There are so many things that draw me to acting and singing. One reason in particular is that acting and singing are therapeutic and enlightening in so many ways. You can express extremely raw and strong emotions that are rarely expressed in real life. Crying at a funeral or falling in love doesn’t happen all the time; and it’s really invigorating to feel that on stage, where there are no real consequences or implications aside from how a character or theatrical experience can change your view on life and the world. Singing and music bring out emotions in a very effortless way, which can make acting feel totally natural. You learn a lot about yourself and how you emote and react to people and situations when you act. You learn even more about human beings in general and how varied and unique our perspectives are. Acting is such an intense form of empathy. It’s thrilling.
- Best concert you’ve ever been to, why?
I went to see one of my favorite bands, Bombay Bicycle Club, for the second time in May. The concert was fantastic. Afterwards, I waited in line to meet the band with posters I had designed and created using a letterpress. When I got to the front of the line, they all signed one for me and then asked if I had extra copies they could keep. It was just a very cool moment for me.
- Of all the cities you’ve been to, which did you connect with more than any other? Why?
Rome. Rome was the first city I went to in Europe, so that might have something to do with why I connected with it so much. Rome was far more amazing than I even imagined from an artistic, historical, architectural, or cultural standpoint. But it was something about the atmosphere and way of life that really made me want to go back and maybe even live there. Everyone was working hard, but the pace seemed so relaxed. Everything just felt really empowering and free.
- What is your favorite meal to cook for someone else?
I love to cook for people, it doesn’t really matter what. I’m definitely not a spectacular cook or anything (yet), but it’s really fun trying new recipes. Plus, I get to choose the wine and the music (Van Morrison is my go to when I’m cooking). Most recently I cooked my mom’s American Thai recipe for my boyfriend. It’s delicious.
- Brownies, cookies, cake. Rank them and explain your reasoning.
1) Cake is the best. It’s delicious and typically means that it’s a special occasion.

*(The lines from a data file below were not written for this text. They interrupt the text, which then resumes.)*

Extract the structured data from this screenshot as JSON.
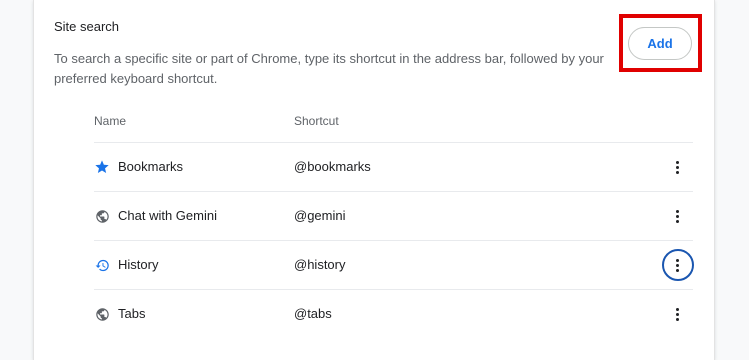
{
  "section": {
    "title": "Site search",
    "description": "To search a specific site or part of Chrome, type its shortcut in the address bar, followed by your preferred keyboard shortcut.",
    "add_label": "Add"
  },
  "table": {
    "headers": {
      "name": "Name",
      "shortcut": "Shortcut"
    },
    "rows": [
      {
        "name": "Bookmarks",
        "shortcut": "@bookmarks",
        "icon": "star-icon"
      },
      {
        "name": "Chat with Gemini",
        "shortcut": "@gemini",
        "icon": "globe-icon"
      },
      {
        "name": "History",
        "shortcut": "@history",
        "icon": "history-icon"
      },
      {
        "name": "Tabs",
        "shortcut": "@tabs",
        "icon": "globe-icon"
      }
    ]
  },
  "colors": {
    "accent": "#1a73e8",
    "highlight": "#e00000"
  }
}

2) Cookies are a very close second, because they are easy to make and chocolate chip cookie dough is heavenly.
3) Brownies are pretty good too, but they’re hit or miss. Plus they can be way to rich.